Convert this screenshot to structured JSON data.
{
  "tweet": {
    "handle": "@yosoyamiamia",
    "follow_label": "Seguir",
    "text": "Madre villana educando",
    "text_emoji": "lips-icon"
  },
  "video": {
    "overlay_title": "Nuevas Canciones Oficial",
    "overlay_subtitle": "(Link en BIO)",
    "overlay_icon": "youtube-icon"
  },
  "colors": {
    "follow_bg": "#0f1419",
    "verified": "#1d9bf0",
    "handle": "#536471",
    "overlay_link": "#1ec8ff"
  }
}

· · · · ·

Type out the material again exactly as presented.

# [TASK SOLUTION]
Convert this screenshot to structured JSON data.
{
  "tweet": {
    "handle": "@yosoyamiamia",
    "follow_label": "Seguir",
    "text": "Madre villana educando",
    "text_emoji": "lips-icon"
  },
  "video": {
    "overlay_title": "Nuevas Canciones Oficial",
    "overlay_subtitle": "(Link en BIO)",
    "overlay_icon": "youtube-icon"
  },
  "colors": {
    "follow_bg": "#0f1419",
    "verified": "#1d9bf0",
    "handle": "#536471",
    "overlay_link": "#1ec8ff"
  }
}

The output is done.